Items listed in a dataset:
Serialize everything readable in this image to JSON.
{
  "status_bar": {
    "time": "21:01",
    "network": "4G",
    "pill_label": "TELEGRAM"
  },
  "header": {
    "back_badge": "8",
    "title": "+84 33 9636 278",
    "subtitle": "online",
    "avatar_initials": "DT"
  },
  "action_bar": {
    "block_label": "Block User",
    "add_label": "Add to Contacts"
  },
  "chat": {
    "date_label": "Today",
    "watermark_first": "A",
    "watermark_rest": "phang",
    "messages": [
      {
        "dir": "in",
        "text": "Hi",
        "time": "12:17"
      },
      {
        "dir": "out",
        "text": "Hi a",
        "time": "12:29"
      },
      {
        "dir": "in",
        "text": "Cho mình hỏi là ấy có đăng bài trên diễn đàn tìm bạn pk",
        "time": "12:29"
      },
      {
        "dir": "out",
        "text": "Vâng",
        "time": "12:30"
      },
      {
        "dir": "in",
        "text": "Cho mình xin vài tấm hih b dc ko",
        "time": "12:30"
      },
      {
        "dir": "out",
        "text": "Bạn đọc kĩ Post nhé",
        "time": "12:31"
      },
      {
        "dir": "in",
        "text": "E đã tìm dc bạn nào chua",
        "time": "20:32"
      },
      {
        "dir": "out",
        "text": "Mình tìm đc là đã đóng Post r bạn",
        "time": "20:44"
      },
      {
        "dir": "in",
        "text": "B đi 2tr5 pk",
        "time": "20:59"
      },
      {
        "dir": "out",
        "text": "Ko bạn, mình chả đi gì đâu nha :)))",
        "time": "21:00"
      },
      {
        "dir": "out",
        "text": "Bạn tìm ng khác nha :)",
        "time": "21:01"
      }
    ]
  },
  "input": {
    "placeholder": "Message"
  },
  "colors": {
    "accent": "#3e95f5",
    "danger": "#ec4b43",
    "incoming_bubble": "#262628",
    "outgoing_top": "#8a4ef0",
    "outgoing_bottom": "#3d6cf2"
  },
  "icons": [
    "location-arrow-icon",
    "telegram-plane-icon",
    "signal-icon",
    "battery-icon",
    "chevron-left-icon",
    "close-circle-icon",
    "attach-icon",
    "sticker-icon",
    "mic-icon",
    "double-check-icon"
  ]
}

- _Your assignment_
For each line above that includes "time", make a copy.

- _Expected output_
    "time": "21:01",
        "time": "12:17"
        "time": "12:29"
        "time": "12:29"
        "time": "12:30"
        "time": "12:30"
        "time": "12:31"
        "time": "20:32"
        "time": "20:44"
        "time": "20:59"
        "time": "21:00"
        "time": "21:01"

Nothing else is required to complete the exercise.